ROLLBACKS WELCOME BUT PRICING TRANSPARENCY STILL NECESSARY

The recent series of petroleum pump price rollbacks are welcome but independent think-tank IBON Foundation believes that oil firms should be transparent with their pricing particularly in the wake of windfall profits earned by oil firms due to record-high world crude prices.

According to research head Sonny Africa, how the oil firms determine pricing and the amount of rollback remains a mystery. Unless these firms reveal their pricing structure, the public remains captive to the whims of oil companies and dependent on the government’s “moral persuasion”, he added.

IBON pointed out that because of the practice of transfer pricing by global oil firms, it has become increasingly difficult for the Department of Energy and other stakeholder groups to determine how much local pump prices should move in relation to global oil prices and the peso-dollar exchange rate. Through transfer pricing, oil transnational firms are able to artificially bloat the price of oil as it passes through the different stages of production and distribution chain which they control.

IBON further pointed out that global oil prices whether Dubai spot crude or Mean of Platt’s Singapore , which are the benchmark that oil firms use in determining local pump prices, are unreliable as they are bloated by speculation. A 2006 study by the US Senate showed that 30% or more of world crude oil prices are driven by speculation. Locally, IBON estimates that prevailing pump prices of unleaded gasoline are overpriced by 23% because of speculation.

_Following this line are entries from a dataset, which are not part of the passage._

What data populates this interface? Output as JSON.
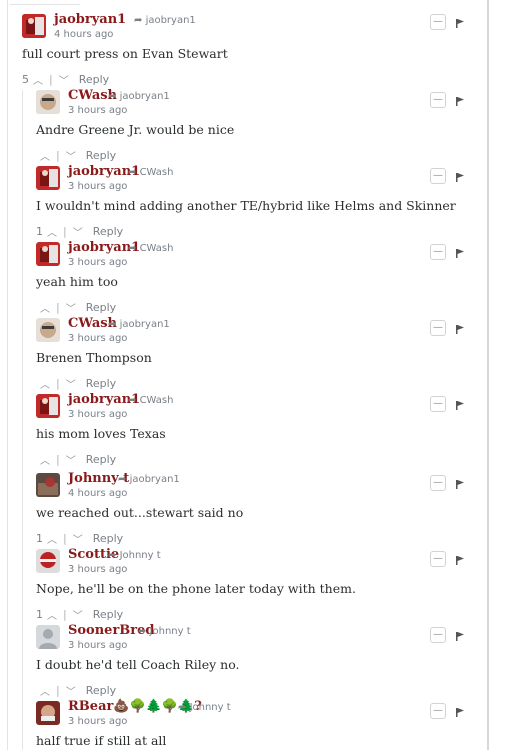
{
  "comments": [
    {
      "author": "jaobryan1",
      "reply_to": "jaobryan1",
      "time": "4 hours ago",
      "text": "full court press on Evan Stewart",
      "votes": "5",
      "reply_label": "Reply",
      "avatar": "jaobryan1-avatar"
    },
    {
      "author": "CWash",
      "reply_to": "jaobryan1",
      "time": "3 hours ago",
      "text": "Andre Greene Jr. would be nice",
      "votes": "",
      "reply_label": "Reply",
      "avatar": "cwash-avatar"
    },
    {
      "author": "jaobryan1",
      "reply_to": "CWash",
      "time": "3 hours ago",
      "text": "I wouldn't mind adding another TE/hybrid like Helms and Skinner",
      "votes": "1",
      "reply_label": "Reply",
      "avatar": "jaobryan1-avatar"
    },
    {
      "author": "jaobryan1",
      "reply_to": "CWash",
      "time": "3 hours ago",
      "text": "yeah him too",
      "votes": "",
      "reply_label": "Reply",
      "avatar": "jaobryan1-avatar"
    },
    {
      "author": "CWash",
      "reply_to": "jaobryan1",
      "time": "3 hours ago",
      "text": "Brenen Thompson",
      "votes": "",
      "reply_label": "Reply",
      "avatar": "cwash-avatar"
    },
    {
      "author": "jaobryan1",
      "reply_to": "CWash",
      "time": "3 hours ago",
      "text": "his mom loves Texas",
      "votes": "",
      "reply_label": "Reply",
      "avatar": "jaobryan1-avatar"
    },
    {
      "author": "Johnny t",
      "reply_to": "jaobryan1",
      "time": "4 hours ago",
      "text": "we reached out...stewart said no",
      "votes": "1",
      "reply_label": "Reply",
      "avatar": "johnny-avatar"
    },
    {
      "author": "Scottie",
      "reply_to": "Johnny t",
      "time": "3 hours ago",
      "text": "Nope, he'll be on the phone later today with them.",
      "votes": "1",
      "reply_label": "Reply",
      "avatar": "scottie-avatar"
    },
    {
      "author": "SoonerBred",
      "reply_to": "Johnny t",
      "time": "3 hours ago",
      "text": "I doubt he'd tell Coach Riley no.",
      "votes": "",
      "reply_label": "Reply",
      "avatar": "soonerbred-avatar"
    },
    {
      "author": "RBear💩🌳🌲🌳🌲?",
      "reply_to": "Johnny t",
      "time": "3 hours ago",
      "text": "half true if still at all",
      "votes": "",
      "reply_label": "",
      "avatar": "rbear-avatar"
    }
  ],
  "colors": {
    "author": "#8a1a1a",
    "meta": "#7a8088",
    "text": "#2a2e2e"
  },
  "icons": {
    "reply_arrow": "reply-arrow-icon",
    "upvote": "chevron-up-icon",
    "downvote": "chevron-down-icon",
    "collapse": "minus-icon",
    "flag": "flag-icon"
  }
}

Oil firms have been allowed to further achieve monopoly control over the industry because of deregulation, which makes urgent the need for government regulation and control over the local oil sector to help ensure transparency in pricing, said Africa .

9 OUT OF 10 METRO RESIDENTS WANT OIL VAT SCRAPPED

In spite of aggressive government efforts to justify the 12% value added tax (VAT) on oil, almost nine out of 10 Metro Manila residents still feel that the said tax must be scrapped.

In a metro-wide survey conducted by IBON Foundation on July 12-13, 87.33% of respondents agree with the proposals to scrap the VAT on petroleum products.

President Gloria Macapagal-Arroyo is expected to highlight the supposed benefits of the people from government’s growing collections from the VAT in her State of the Nation Address (SONA) on Monday.

Various groups have been calling for the cancellation of the VAT on oil in the face of escalating pump prices with several legislative proposals implementing the said measure currently pending in the House of Representatives and the Senate.

The Catholic Bishops Conference of the Philippines (CBCP) has also called for at least a review of the oil VAT. Estimates show that at current price levels, removing the controversial tax can reduce pump prices by more than P7 per liter.

IBON’s special survey was conducted across NCR and has a margin of error of plus of minus three percent.

Below is the tabulation of results of the respondents’ perception on the removal of the  value-added tax on petroleum products.

Do you agree with the proposals to remove the VAT on petroleum products?
Yes 324 87.33
No 31 8.36
Don’t Know 16 4.31
371 100.00